▶ [Assignment]
Find the string "Completable" in the records. Copy each line that has it.
━━━ Available data
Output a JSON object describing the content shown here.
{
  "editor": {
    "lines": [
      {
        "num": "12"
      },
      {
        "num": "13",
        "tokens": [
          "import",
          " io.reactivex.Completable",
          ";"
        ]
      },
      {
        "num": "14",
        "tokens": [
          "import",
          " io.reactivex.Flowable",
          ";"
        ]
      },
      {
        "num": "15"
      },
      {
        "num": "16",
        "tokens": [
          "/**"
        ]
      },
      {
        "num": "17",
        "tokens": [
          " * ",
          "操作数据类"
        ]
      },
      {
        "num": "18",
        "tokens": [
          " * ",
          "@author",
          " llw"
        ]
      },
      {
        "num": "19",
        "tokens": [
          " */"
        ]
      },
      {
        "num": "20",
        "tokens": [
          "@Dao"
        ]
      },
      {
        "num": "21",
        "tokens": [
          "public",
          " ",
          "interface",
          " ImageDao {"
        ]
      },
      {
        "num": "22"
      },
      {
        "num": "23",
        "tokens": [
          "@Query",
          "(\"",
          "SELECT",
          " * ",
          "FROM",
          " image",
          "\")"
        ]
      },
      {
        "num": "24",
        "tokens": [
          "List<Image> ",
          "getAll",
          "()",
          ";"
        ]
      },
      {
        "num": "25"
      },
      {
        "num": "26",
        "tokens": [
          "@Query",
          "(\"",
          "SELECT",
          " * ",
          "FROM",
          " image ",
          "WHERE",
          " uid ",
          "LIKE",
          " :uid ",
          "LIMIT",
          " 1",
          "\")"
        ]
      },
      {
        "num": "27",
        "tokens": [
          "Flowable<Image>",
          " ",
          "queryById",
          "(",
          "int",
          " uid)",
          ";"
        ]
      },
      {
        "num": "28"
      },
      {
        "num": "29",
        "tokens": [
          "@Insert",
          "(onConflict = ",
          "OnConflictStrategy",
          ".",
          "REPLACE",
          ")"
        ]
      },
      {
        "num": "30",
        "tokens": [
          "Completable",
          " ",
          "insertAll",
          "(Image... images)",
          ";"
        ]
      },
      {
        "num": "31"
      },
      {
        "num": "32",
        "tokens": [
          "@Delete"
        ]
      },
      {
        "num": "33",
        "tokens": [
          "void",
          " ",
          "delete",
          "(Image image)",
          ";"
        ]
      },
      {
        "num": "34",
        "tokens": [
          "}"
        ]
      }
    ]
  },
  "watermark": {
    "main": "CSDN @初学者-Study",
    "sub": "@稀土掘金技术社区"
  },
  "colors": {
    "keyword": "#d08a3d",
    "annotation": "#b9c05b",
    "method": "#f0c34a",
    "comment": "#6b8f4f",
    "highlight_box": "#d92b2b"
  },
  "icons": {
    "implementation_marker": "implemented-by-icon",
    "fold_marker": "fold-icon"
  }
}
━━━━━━
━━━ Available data
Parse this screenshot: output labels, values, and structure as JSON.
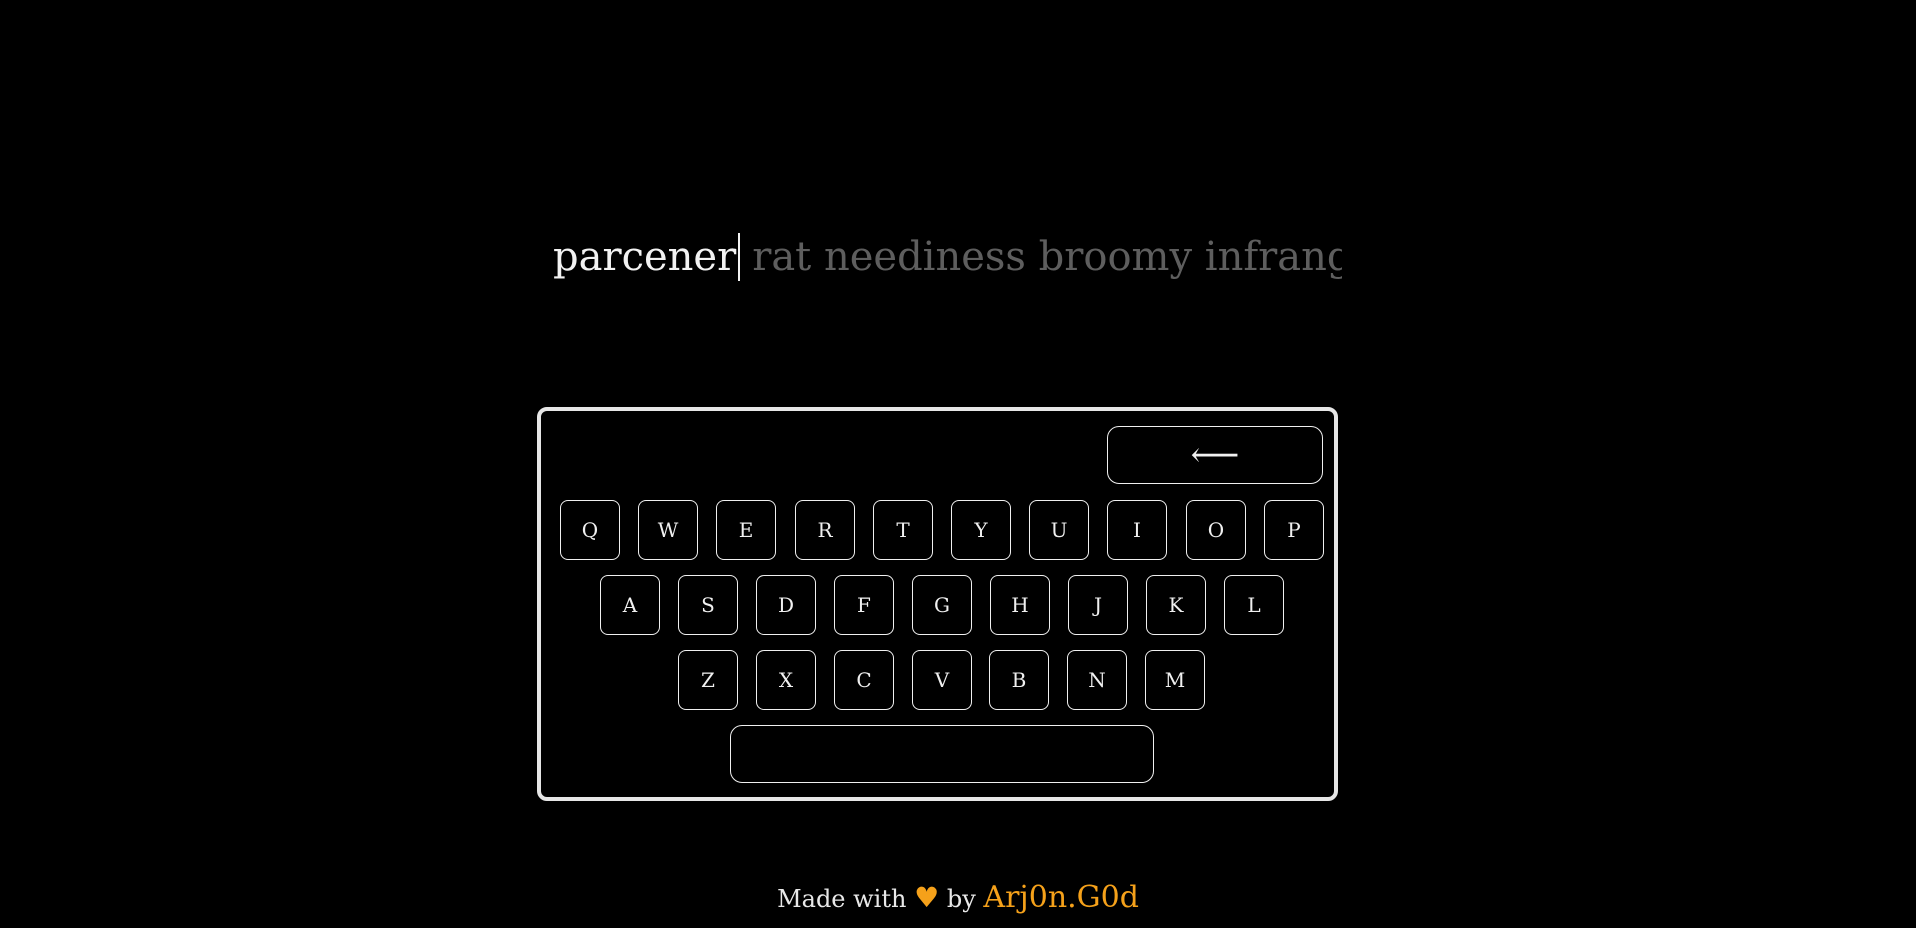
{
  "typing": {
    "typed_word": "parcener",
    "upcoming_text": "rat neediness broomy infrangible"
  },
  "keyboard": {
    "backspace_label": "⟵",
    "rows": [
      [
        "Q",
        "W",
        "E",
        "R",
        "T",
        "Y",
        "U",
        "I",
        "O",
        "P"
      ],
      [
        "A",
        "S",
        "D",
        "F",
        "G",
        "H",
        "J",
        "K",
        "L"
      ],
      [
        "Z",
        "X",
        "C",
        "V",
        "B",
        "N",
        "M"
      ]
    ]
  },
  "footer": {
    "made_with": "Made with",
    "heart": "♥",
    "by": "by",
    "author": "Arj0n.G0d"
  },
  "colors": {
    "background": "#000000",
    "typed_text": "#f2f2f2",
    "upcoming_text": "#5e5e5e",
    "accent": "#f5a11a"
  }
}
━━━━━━
▶ [Exercise result]
          " io.reactivex.Completable",
          "Completable",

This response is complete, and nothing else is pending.